Source material
****************************************

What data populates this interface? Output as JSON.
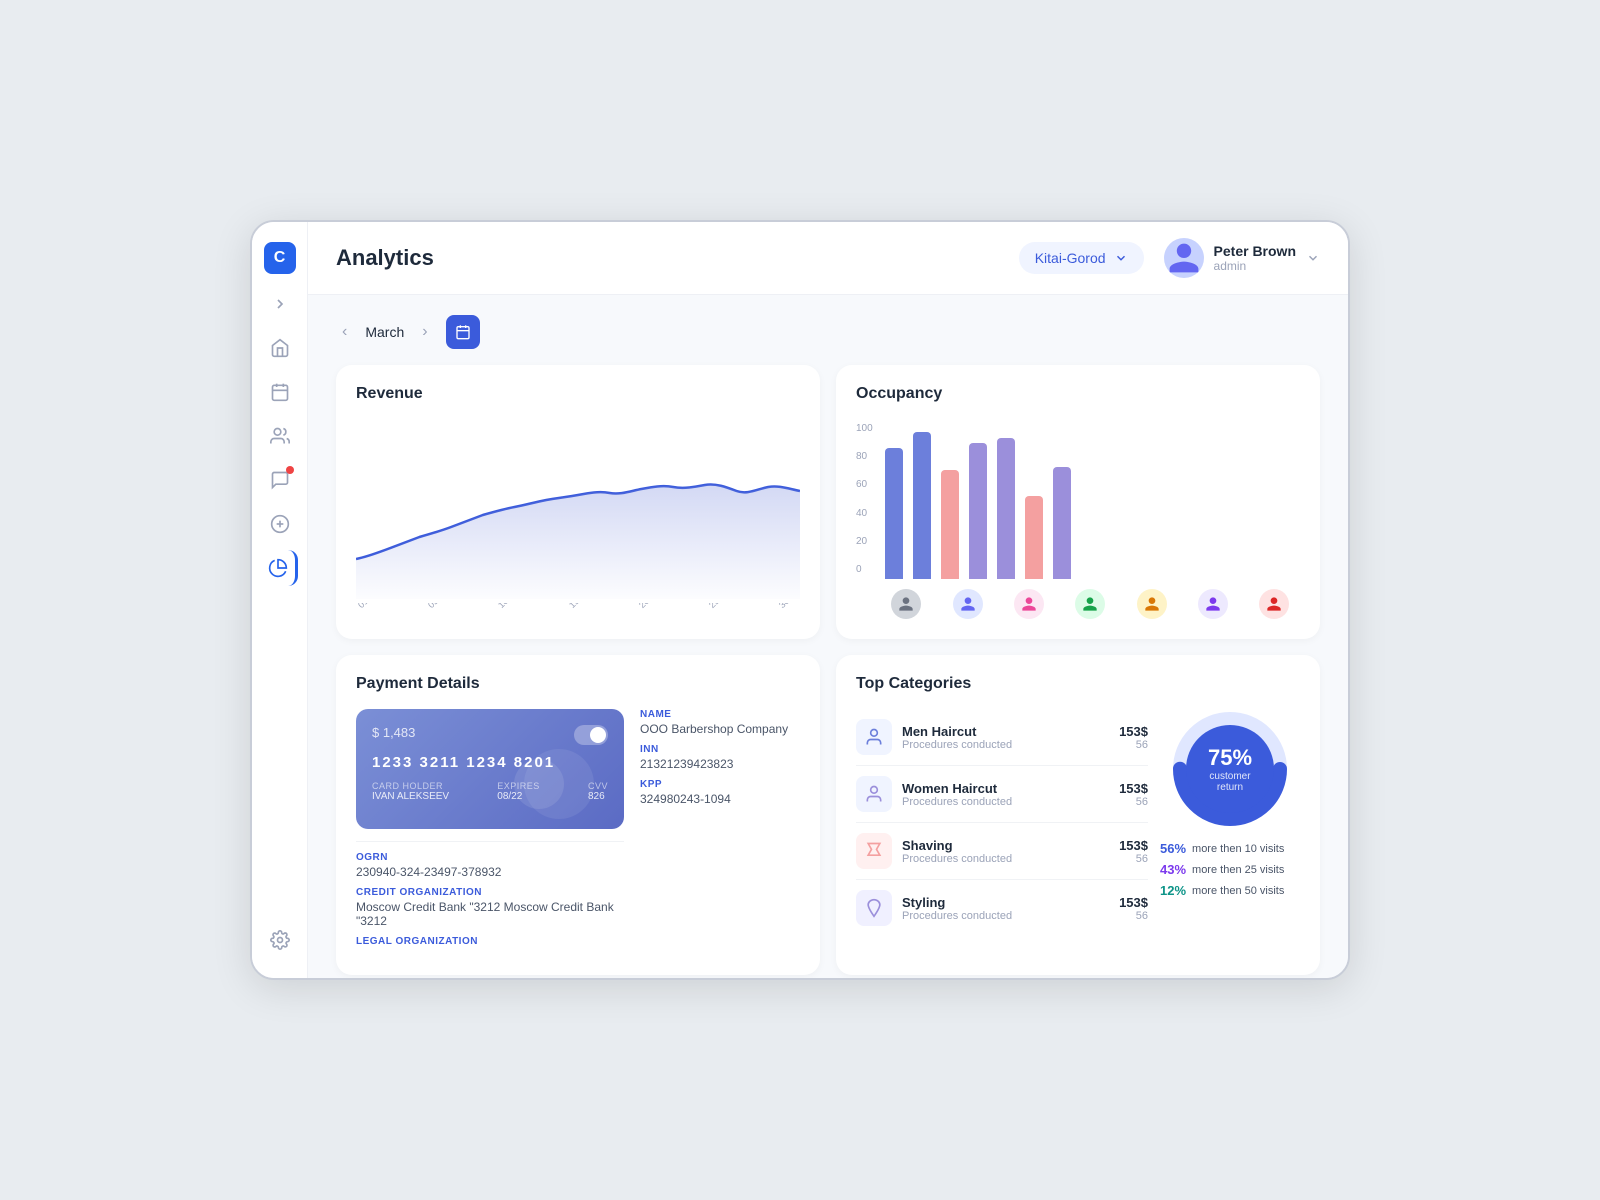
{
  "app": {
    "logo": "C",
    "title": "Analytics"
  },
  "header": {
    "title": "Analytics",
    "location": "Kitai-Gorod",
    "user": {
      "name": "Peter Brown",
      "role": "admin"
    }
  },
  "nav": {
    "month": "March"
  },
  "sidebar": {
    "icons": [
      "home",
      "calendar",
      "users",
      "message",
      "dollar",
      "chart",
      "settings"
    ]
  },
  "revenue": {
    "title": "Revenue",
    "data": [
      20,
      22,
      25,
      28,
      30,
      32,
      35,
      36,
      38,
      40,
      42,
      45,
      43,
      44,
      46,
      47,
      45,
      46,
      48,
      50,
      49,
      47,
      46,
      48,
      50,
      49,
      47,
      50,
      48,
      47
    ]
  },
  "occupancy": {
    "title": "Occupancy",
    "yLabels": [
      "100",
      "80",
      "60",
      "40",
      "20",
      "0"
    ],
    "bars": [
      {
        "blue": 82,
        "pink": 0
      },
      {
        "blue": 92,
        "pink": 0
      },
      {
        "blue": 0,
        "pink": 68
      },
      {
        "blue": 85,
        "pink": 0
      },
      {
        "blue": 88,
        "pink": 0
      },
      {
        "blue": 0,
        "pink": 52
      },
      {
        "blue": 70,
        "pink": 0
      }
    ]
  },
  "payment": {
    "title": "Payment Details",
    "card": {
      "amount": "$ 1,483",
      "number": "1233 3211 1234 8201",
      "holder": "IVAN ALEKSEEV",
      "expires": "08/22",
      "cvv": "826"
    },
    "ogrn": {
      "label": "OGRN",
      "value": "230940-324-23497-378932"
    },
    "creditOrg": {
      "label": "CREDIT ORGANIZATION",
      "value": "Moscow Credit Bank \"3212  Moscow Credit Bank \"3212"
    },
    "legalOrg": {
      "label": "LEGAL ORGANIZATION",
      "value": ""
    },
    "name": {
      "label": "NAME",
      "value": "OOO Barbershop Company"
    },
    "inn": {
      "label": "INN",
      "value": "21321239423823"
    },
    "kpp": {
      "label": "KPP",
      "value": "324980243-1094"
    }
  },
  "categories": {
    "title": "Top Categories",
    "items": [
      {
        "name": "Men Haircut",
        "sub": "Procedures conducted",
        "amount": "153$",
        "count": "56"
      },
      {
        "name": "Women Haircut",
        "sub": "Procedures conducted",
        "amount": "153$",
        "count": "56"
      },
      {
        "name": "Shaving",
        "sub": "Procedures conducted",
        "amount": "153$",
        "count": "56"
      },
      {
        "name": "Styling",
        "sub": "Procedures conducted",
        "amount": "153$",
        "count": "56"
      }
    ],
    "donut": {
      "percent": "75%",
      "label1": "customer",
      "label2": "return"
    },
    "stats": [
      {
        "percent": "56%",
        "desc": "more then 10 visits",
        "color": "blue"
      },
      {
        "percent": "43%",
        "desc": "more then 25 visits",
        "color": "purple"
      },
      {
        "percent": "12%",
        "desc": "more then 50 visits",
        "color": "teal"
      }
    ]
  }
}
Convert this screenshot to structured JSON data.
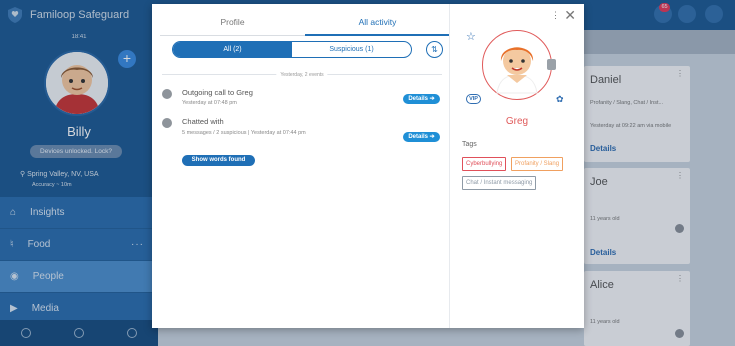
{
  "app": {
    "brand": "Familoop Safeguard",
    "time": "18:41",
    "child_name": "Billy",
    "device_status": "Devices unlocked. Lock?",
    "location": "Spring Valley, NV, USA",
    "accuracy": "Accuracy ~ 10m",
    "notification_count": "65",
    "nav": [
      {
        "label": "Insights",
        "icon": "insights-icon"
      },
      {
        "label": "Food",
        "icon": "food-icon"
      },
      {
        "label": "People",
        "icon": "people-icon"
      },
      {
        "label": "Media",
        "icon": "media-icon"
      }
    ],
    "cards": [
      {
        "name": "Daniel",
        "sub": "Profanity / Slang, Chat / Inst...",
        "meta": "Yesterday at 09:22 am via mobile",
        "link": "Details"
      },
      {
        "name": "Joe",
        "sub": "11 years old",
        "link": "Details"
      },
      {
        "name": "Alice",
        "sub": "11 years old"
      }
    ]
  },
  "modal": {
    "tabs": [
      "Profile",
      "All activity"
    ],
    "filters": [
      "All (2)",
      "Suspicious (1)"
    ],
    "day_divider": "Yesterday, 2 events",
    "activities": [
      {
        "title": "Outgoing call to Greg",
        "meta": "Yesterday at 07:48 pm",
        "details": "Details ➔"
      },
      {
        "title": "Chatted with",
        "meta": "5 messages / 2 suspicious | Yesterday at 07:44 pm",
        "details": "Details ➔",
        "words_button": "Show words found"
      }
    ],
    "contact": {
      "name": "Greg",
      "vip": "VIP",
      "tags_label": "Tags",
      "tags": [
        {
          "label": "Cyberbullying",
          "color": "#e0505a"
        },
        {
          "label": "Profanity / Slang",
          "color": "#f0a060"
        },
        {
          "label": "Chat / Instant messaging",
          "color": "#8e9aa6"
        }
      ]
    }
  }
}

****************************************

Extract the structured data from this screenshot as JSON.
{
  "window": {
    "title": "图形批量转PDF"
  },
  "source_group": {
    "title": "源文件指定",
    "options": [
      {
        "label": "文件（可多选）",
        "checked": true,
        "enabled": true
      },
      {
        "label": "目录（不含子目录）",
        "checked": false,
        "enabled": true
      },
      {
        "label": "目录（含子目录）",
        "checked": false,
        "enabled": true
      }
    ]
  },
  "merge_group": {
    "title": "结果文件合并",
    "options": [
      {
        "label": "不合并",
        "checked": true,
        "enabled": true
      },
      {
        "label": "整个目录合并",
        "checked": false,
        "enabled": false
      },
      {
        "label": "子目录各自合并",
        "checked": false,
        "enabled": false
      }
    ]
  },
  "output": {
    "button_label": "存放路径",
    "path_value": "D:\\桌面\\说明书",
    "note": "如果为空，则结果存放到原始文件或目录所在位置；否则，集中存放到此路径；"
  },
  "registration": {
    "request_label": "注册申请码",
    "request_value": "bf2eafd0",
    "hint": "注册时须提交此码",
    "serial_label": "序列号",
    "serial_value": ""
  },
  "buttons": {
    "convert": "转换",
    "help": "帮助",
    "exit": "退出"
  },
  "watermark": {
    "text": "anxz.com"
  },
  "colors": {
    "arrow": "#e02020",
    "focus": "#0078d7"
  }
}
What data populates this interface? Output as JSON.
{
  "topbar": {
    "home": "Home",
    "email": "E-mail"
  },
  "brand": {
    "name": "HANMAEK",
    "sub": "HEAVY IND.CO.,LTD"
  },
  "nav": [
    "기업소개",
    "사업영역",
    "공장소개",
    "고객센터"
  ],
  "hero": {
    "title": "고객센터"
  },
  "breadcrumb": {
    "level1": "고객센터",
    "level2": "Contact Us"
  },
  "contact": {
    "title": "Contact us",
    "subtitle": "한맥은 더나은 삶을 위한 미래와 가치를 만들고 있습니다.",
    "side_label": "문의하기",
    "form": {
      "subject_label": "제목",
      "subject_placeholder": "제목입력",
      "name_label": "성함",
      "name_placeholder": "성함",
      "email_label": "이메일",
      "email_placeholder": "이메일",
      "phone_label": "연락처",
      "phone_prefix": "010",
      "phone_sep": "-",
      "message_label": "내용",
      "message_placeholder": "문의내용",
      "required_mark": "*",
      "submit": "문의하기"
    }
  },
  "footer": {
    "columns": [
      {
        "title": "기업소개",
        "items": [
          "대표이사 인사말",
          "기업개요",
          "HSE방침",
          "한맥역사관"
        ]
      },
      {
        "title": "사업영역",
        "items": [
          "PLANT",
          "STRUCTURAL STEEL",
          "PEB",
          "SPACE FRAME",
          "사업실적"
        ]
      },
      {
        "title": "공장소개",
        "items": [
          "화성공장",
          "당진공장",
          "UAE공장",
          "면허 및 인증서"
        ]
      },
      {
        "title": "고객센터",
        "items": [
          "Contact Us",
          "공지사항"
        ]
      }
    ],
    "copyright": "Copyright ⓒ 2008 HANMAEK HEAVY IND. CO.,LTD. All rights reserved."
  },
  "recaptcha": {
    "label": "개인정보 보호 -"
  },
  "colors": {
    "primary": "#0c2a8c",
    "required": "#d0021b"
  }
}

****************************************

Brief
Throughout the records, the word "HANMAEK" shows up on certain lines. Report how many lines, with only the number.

Answer box
2